What you will do>
Give back the full listing exactly, setting the pictures aside.

<<<<

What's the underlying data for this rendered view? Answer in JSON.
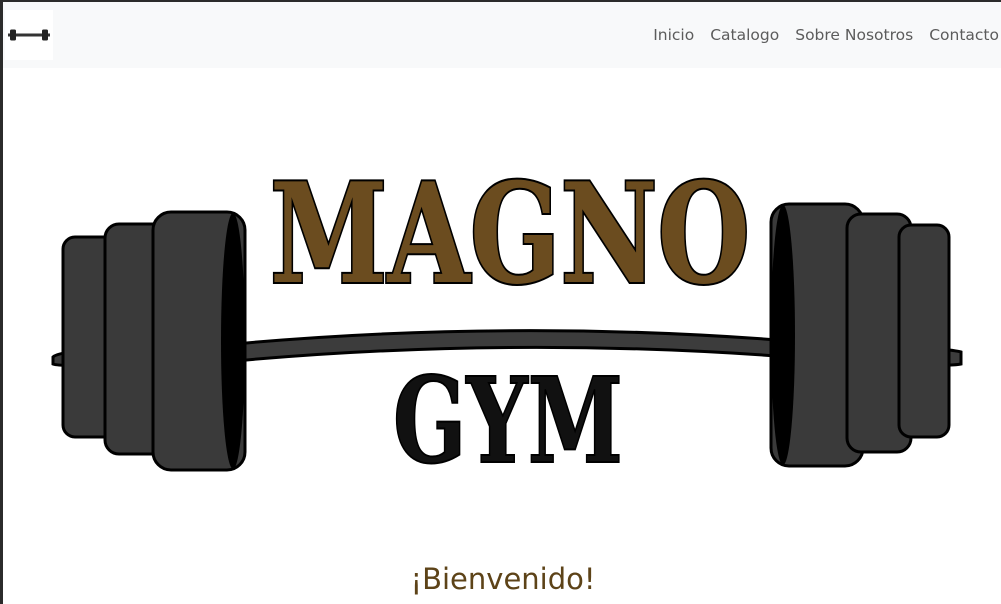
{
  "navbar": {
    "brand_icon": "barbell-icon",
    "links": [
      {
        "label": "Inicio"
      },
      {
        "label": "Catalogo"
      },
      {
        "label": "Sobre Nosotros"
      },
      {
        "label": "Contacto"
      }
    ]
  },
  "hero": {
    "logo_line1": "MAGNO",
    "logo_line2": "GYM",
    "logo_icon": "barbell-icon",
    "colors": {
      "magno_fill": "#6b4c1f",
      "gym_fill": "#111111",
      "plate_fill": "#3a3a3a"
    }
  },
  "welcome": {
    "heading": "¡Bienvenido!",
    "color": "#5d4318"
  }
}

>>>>

Written solution>
What's the underlying data for this rendered view? Answer in JSON.
{
  "navbar": {
    "brand_icon": "barbell-icon",
    "links": [
      {
        "label": "Inicio"
      },
      {
        "label": "Catalogo"
      },
      {
        "label": "Sobre Nosotros"
      },
      {
        "label": "Contacto"
      }
    ]
  },
  "hero": {
    "logo_line1": "MAGNO",
    "logo_line2": "GYM",
    "logo_icon": "barbell-icon",
    "colors": {
      "magno_fill": "#6b4c1f",
      "gym_fill": "#111111",
      "plate_fill": "#3a3a3a"
    }
  },
  "welcome": {
    "heading": "¡Bienvenido!",
    "color": "#5d4318"
  }
}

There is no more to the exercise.